UN: North Korean Company Renames Ships to Evade Sanctions
By Cara Anna & Edith M. Lederer 26 February 2015
UNITED NATIONS — A North Korean shipping company that famously tried to hide fighter jets under a cargo of sugar later sought to evade UN sanctions by renaming most of its vessels, a new report says.
The effort by Pyongyang-headquartered Ocean Maritime Management Company is detailed in the report by a panel of experts that monitors sanctions on North Korea. The report, obtained by The Associated Press, makes clear the challenge of keeping banned arms and luxury goods from a nuclear-armed country with a history of using front companies to duck detection.
The UN Security Council holds consultations Thursday on the report, which also says North Korea’s government persists with its nuclear and missile programs in defiance of council resolutions.

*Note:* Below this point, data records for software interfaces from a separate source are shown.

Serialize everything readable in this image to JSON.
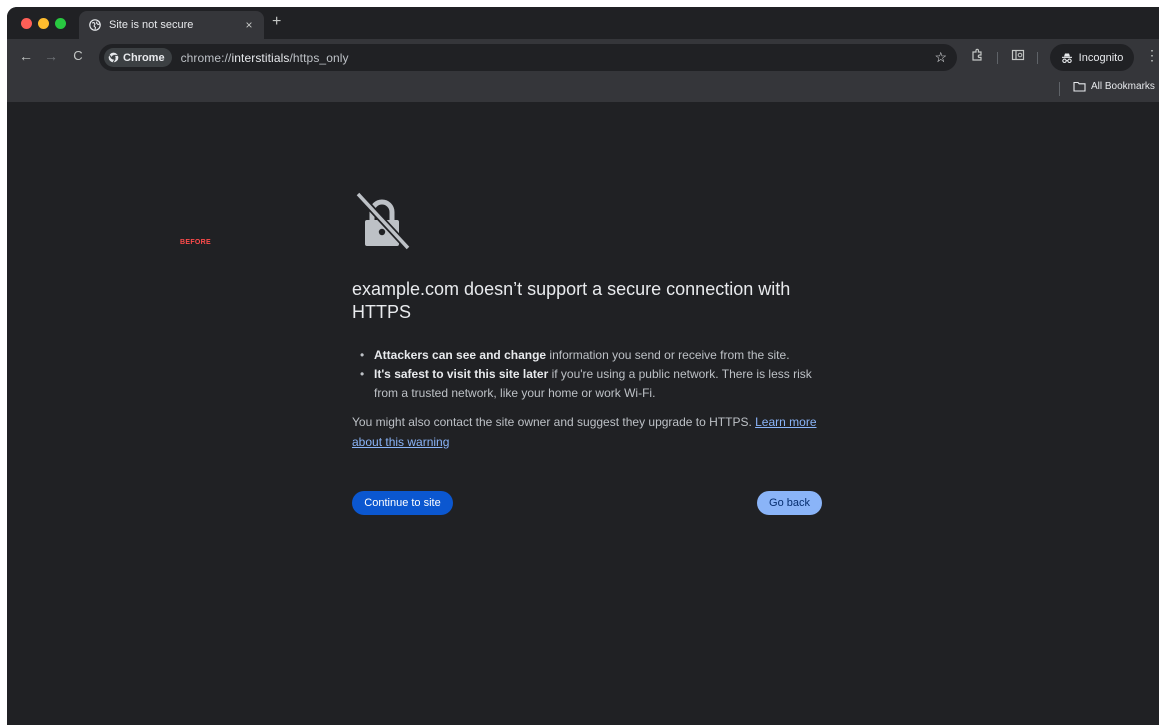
{
  "tab": {
    "title": "Site is not secure",
    "close_glyph": "×",
    "new_tab_glyph": "+"
  },
  "toolbar": {
    "back_glyph": "←",
    "forward_glyph": "→",
    "reload_glyph": "C",
    "chip_label": "Chrome",
    "url_scheme": "chrome://",
    "url_host": "interstitials",
    "url_path": "/https_only",
    "star_glyph": "☆",
    "incognito_label": "Incognito",
    "menu_glyph": "⋮"
  },
  "bookmarks": {
    "all_bookmarks_label": "All Bookmarks"
  },
  "overlay_label": "BEFORE",
  "interstitial": {
    "heading": "example.com doesn’t support a secure connection with HTTPS",
    "bullets": [
      {
        "bold": "Attackers can see and change",
        "text": " information you send or receive from the site."
      },
      {
        "bold": "It's safest to visit this site later",
        "text": " if you're using a public network. There is less risk from a trusted network, like your home or work Wi-Fi."
      }
    ],
    "paragraph_text": "You might also contact the site owner and suggest they upgrade to HTTPS. ",
    "learn_more_link": "Learn more about this warning",
    "continue_button": "Continue to site",
    "go_back_button": "Go back"
  },
  "colors": {
    "page_background": "#202124",
    "primary_button": "#0b57d0",
    "secondary_button": "#8ab4f8",
    "link": "#8ab4f8"
  },
  "icons": [
    "globe-icon",
    "chrome-logo-icon",
    "star-icon",
    "extensions-icon",
    "reading-list-icon",
    "incognito-icon",
    "folder-icon",
    "lock-slash-icon"
  ]
}
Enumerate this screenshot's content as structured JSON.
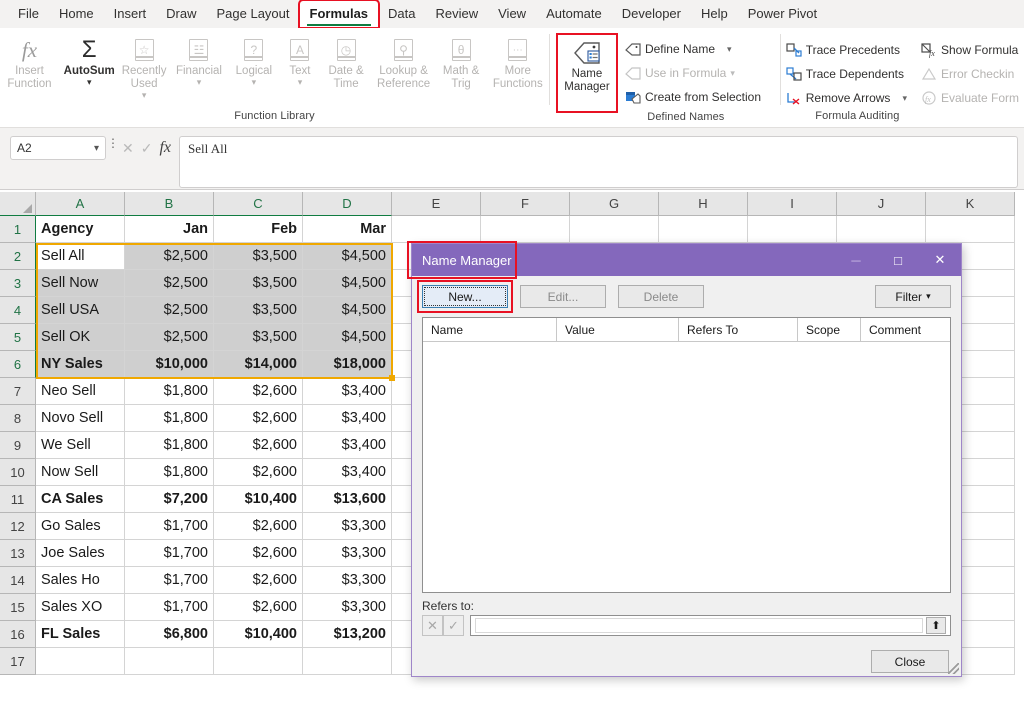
{
  "app": {
    "tabs": [
      {
        "label": "File",
        "active": false,
        "annotated": false
      },
      {
        "label": "Home",
        "active": false,
        "annotated": false
      },
      {
        "label": "Insert",
        "active": false,
        "annotated": false
      },
      {
        "label": "Draw",
        "active": false,
        "annotated": false
      },
      {
        "label": "Page Layout",
        "active": false,
        "annotated": false
      },
      {
        "label": "Formulas",
        "active": true,
        "annotated": true
      },
      {
        "label": "Data",
        "active": false,
        "annotated": false
      },
      {
        "label": "Review",
        "active": false,
        "annotated": false
      },
      {
        "label": "View",
        "active": false,
        "annotated": false
      },
      {
        "label": "Automate",
        "active": false,
        "annotated": false
      },
      {
        "label": "Developer",
        "active": false,
        "annotated": false
      },
      {
        "label": "Help",
        "active": false,
        "annotated": false
      },
      {
        "label": "Power Pivot",
        "active": false,
        "annotated": false
      }
    ]
  },
  "ribbon": {
    "groups": {
      "function_library": {
        "label": "Function Library",
        "buttons": [
          {
            "name": "insert-function",
            "label": "Insert\nFunction",
            "icon": "fx-icon",
            "dim": true,
            "chevron": false
          },
          {
            "name": "autosum",
            "label": "AutoSum",
            "icon": "sigma-icon",
            "dim": false,
            "chevron": true
          },
          {
            "name": "recently-used",
            "label": "Recently\nUsed",
            "icon": "star-icon",
            "glyph": "☆",
            "dim": true,
            "chevron": true
          },
          {
            "name": "financial",
            "label": "Financial",
            "icon": "coins-icon",
            "glyph": "≣",
            "dim": true,
            "chevron": true
          },
          {
            "name": "logical",
            "label": "Logical",
            "icon": "question-icon",
            "glyph": "?",
            "dim": true,
            "chevron": true
          },
          {
            "name": "text",
            "label": "Text",
            "icon": "letter-a-icon",
            "glyph": "A",
            "dim": true,
            "chevron": true
          },
          {
            "name": "date-time",
            "label": "Date &\nTime",
            "icon": "clock-icon",
            "glyph": "◴",
            "dim": true,
            "chevron": true
          },
          {
            "name": "lookup-reference",
            "label": "Lookup &\nReference",
            "icon": "magnifier-icon",
            "glyph": "⚲",
            "dim": true,
            "chevron": true
          },
          {
            "name": "math-trig",
            "label": "Math &\nTrig",
            "icon": "theta-icon",
            "glyph": "θ",
            "dim": true,
            "chevron": true
          },
          {
            "name": "more-functions",
            "label": "More\nFunctions",
            "icon": "ellipsis-icon",
            "glyph": "···",
            "dim": true,
            "chevron": true
          }
        ]
      },
      "defined_names": {
        "label": "Defined Names",
        "name_manager": {
          "label": "Name\nManager",
          "annotated": true
        },
        "items": [
          {
            "name": "define-name",
            "label": "Define Name",
            "dim": false,
            "chevron": true
          },
          {
            "name": "use-in-formula",
            "label": "Use in Formula",
            "dim": true,
            "chevron": true
          },
          {
            "name": "create-from-selection",
            "label": "Create from Selection",
            "dim": false,
            "chevron": false
          }
        ]
      },
      "formula_auditing": {
        "label": "Formula Auditing",
        "col1": [
          {
            "name": "trace-precedents",
            "label": "Trace Precedents",
            "dim": false,
            "chevron": false
          },
          {
            "name": "trace-dependents",
            "label": "Trace Dependents",
            "dim": false,
            "chevron": false
          },
          {
            "name": "remove-arrows",
            "label": "Remove Arrows",
            "dim": false,
            "chevron": true
          }
        ],
        "col2": [
          {
            "name": "show-formulas",
            "label": "Show Formula",
            "dim": false,
            "chevron": false
          },
          {
            "name": "error-checking",
            "label": "Error Checkin",
            "dim": true,
            "chevron": false
          },
          {
            "name": "evaluate-formula",
            "label": "Evaluate Form",
            "dim": true,
            "chevron": false
          }
        ]
      }
    }
  },
  "formula_bar": {
    "name_box_value": "A2",
    "cancel_icon": "✕",
    "enter_icon": "✓",
    "fx_label": "fx",
    "content": "Sell All"
  },
  "sheet": {
    "column_headers": [
      "A",
      "B",
      "C",
      "D",
      "E",
      "F",
      "G",
      "H",
      "I",
      "J",
      "K"
    ],
    "row_numbers": [
      "1",
      "2",
      "3",
      "4",
      "5",
      "6",
      "7",
      "8",
      "9",
      "10",
      "11",
      "12",
      "13",
      "14",
      "15",
      "16",
      "17"
    ],
    "headers": [
      "Agency",
      "Jan",
      "Feb",
      "Mar"
    ],
    "rows": [
      {
        "row": "1",
        "cells": [
          "Agency",
          "Jan",
          "Feb",
          "Mar"
        ],
        "bold": true,
        "selected": false
      },
      {
        "row": "2",
        "cells": [
          "Sell All",
          "$2,500",
          "$3,500",
          "$4,500"
        ],
        "bold": false,
        "selected": true,
        "active": true
      },
      {
        "row": "3",
        "cells": [
          "Sell Now",
          "$2,500",
          "$3,500",
          "$4,500"
        ],
        "bold": false,
        "selected": true
      },
      {
        "row": "4",
        "cells": [
          "Sell USA",
          "$2,500",
          "$3,500",
          "$4,500"
        ],
        "bold": false,
        "selected": true
      },
      {
        "row": "5",
        "cells": [
          "Sell OK",
          "$2,500",
          "$3,500",
          "$4,500"
        ],
        "bold": false,
        "selected": true
      },
      {
        "row": "6",
        "cells": [
          "NY Sales",
          "$10,000",
          "$14,000",
          "$18,000"
        ],
        "bold": true,
        "selected": true
      },
      {
        "row": "7",
        "cells": [
          "Neo Sell",
          "$1,800",
          "$2,600",
          "$3,400"
        ],
        "bold": false,
        "selected": false
      },
      {
        "row": "8",
        "cells": [
          "Novo Sell",
          "$1,800",
          "$2,600",
          "$3,400"
        ],
        "bold": false,
        "selected": false
      },
      {
        "row": "9",
        "cells": [
          "We Sell",
          "$1,800",
          "$2,600",
          "$3,400"
        ],
        "bold": false,
        "selected": false
      },
      {
        "row": "10",
        "cells": [
          "Now Sell",
          "$1,800",
          "$2,600",
          "$3,400"
        ],
        "bold": false,
        "selected": false
      },
      {
        "row": "11",
        "cells": [
          "CA Sales",
          "$7,200",
          "$10,400",
          "$13,600"
        ],
        "bold": true,
        "selected": false
      },
      {
        "row": "12",
        "cells": [
          "Go Sales",
          "$1,700",
          "$2,600",
          "$3,300"
        ],
        "bold": false,
        "selected": false
      },
      {
        "row": "13",
        "cells": [
          "Joe Sales",
          "$1,700",
          "$2,600",
          "$3,300"
        ],
        "bold": false,
        "selected": false
      },
      {
        "row": "14",
        "cells": [
          "Sales Ho",
          "$1,700",
          "$2,600",
          "$3,300"
        ],
        "bold": false,
        "selected": false
      },
      {
        "row": "15",
        "cells": [
          "Sales XO",
          "$1,700",
          "$2,600",
          "$3,300"
        ],
        "bold": false,
        "selected": false
      },
      {
        "row": "16",
        "cells": [
          "FL Sales",
          "$6,800",
          "$10,400",
          "$13,200"
        ],
        "bold": true,
        "selected": false
      },
      {
        "row": "17",
        "cells": [
          "",
          "",
          "",
          ""
        ],
        "bold": false,
        "selected": false
      }
    ],
    "selection_range": "A2:D6"
  },
  "dialog": {
    "title": "Name Manager",
    "minimize_icon": "─",
    "maximize_icon": "□",
    "close_icon": "✕",
    "buttons": {
      "new": "New...",
      "edit": "Edit...",
      "delete": "Delete",
      "filter": "Filter",
      "filter_caret": "▾",
      "close": "Close"
    },
    "list_columns": [
      "Name",
      "Value",
      "Refers To",
      "Scope",
      "Comment"
    ],
    "list_rows": [],
    "refers_to_label": "Refers to:",
    "refers_to_value": "",
    "refers_cancel_icon": "✕",
    "refers_accept_icon": "✓",
    "collapse_icon": "⬆"
  },
  "colors": {
    "dialog_title_bg": "#8468bc",
    "annotation_red": "#e81123",
    "selection_orange": "#f0a800",
    "excel_green": "#107c41",
    "selection_fill": "#cfcfcf"
  }
}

The council last year imposed sanctions on OMM after Panama in 2013 seized a ship it operated that carried undeclared military equipment from Cuba. Panamanian authorities found two Cuban fighter jets, missiles and live munitions beneath the Chong Chon Gang’s cargo of sugar.

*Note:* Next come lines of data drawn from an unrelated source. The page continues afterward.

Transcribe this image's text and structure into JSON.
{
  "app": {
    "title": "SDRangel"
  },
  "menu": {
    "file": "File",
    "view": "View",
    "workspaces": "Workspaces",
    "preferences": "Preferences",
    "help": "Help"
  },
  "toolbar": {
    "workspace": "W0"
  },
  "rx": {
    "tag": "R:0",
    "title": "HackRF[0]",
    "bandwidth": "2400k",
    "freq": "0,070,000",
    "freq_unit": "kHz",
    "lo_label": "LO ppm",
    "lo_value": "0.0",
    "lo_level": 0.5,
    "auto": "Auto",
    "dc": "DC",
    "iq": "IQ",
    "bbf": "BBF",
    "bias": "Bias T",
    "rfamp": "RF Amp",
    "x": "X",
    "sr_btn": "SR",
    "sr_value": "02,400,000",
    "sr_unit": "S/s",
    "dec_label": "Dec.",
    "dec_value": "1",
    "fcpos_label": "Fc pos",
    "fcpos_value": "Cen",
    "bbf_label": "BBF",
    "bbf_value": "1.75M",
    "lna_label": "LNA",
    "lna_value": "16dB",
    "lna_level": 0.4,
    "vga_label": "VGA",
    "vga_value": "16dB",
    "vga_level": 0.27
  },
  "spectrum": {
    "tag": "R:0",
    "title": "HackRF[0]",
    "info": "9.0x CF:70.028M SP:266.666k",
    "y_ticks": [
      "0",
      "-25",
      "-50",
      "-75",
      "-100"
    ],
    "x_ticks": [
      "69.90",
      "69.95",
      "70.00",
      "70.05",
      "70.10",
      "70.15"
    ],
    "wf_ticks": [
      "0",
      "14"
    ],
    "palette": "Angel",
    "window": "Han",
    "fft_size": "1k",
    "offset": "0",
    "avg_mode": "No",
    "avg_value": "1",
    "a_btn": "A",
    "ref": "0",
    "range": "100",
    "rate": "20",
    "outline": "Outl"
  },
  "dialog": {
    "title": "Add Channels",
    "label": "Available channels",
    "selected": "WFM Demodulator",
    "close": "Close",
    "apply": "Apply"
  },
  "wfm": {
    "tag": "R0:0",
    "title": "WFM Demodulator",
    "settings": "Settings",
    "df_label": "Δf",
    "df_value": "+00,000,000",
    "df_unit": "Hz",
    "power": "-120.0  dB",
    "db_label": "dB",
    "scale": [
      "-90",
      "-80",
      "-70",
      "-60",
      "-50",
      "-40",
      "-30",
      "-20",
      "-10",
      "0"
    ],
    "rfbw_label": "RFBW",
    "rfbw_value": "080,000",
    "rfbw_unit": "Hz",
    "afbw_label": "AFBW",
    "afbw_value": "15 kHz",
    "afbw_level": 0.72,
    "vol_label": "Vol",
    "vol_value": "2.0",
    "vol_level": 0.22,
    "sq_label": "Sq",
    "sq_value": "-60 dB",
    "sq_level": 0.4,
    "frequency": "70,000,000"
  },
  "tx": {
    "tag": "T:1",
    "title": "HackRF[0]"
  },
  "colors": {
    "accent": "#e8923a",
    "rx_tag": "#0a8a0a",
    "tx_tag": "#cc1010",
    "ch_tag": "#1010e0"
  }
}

The council’s sanctions committee said that violated a UN arms embargo imposed in response to North Korea’s nuclear and missile programs. At the time, US Ambassador to the United Nations Samantha Power said that imposing a global asset freeze on OMM meant that the company would no longer be able to operate internationally.
But the new report says that in the months after the sanctions were imposed, 13 of the 14 ships controlled by OMM changed their owners and managers, “effectively erasing” the company from a database kept by the International Maritime Organization. Twelve of the ships “reportedly stayed, visited or were sighted near ports in foreign countries,” and none were frozen by member states as the panel of experts recommends.
The new report explores the shipping company’s global reach, using people and entities operating in at least 10 countries: Brazil, China, Egypt, Greece, Japan, Malaysia, Peru, Russia, Singapore and Thailand. The report recommends updating the sanctions list with 34 OMM entities and says all 14 vessels should be subject to sanctions.
No interdictions of the kind that Panama made in 2013 were reported in the period between Feb. 8 of last year and Feb. 5 of this year. But the new report warns that the panel of experts sees no evidence that North Korea “intends to cease prohibited activities.”
The report also says diplomats, officials and trade representatives of North Korea continue to “play key roles in facilitating the trade of prohibited items, including arms and related material and ballistic missile-related items.”
The panel of experts warns that some UN member states still are not implementing the council resolutions that are meant to keep North Korea from further violations.
North Korea also faces an embargo on luxury goods, but the report found that it managed to bring in luxury goods from multiple countries, including with the help of its diplomatic missions. Some items were for the country’s Masik Pass luxury ski resort, which opened in 2013. China told the panel of experts that the ski lift equipment it provided was acceptable because “skiing is a popular sport for people” and that ski items are not specifically prohibited.
In another case, a yacht seen alongside leader Kim Jong-un in 2013 was sourced by the panel of experts to a British manufacturer, Princess Yachts International, which the panel said did not reply to a request for more information.
The panel also said it has opened its first investigation into a case involving North Korean drones after the wreckage of three drones was found in South Korea in late 2013 and 2014. The report says the drones had been used for reconnaissance over South Korean military facilities and that the drones contained components “sourced from at least six foreign countries.”
North Korea protests that the UN sanctions are harmful to its citizens, but the report says it has found no incidents where they “directly resulted in shortages of … humanitarian aid.” It does recommend that the sanctions committee propose exemptions for purely food, medical or other humanitarian needs.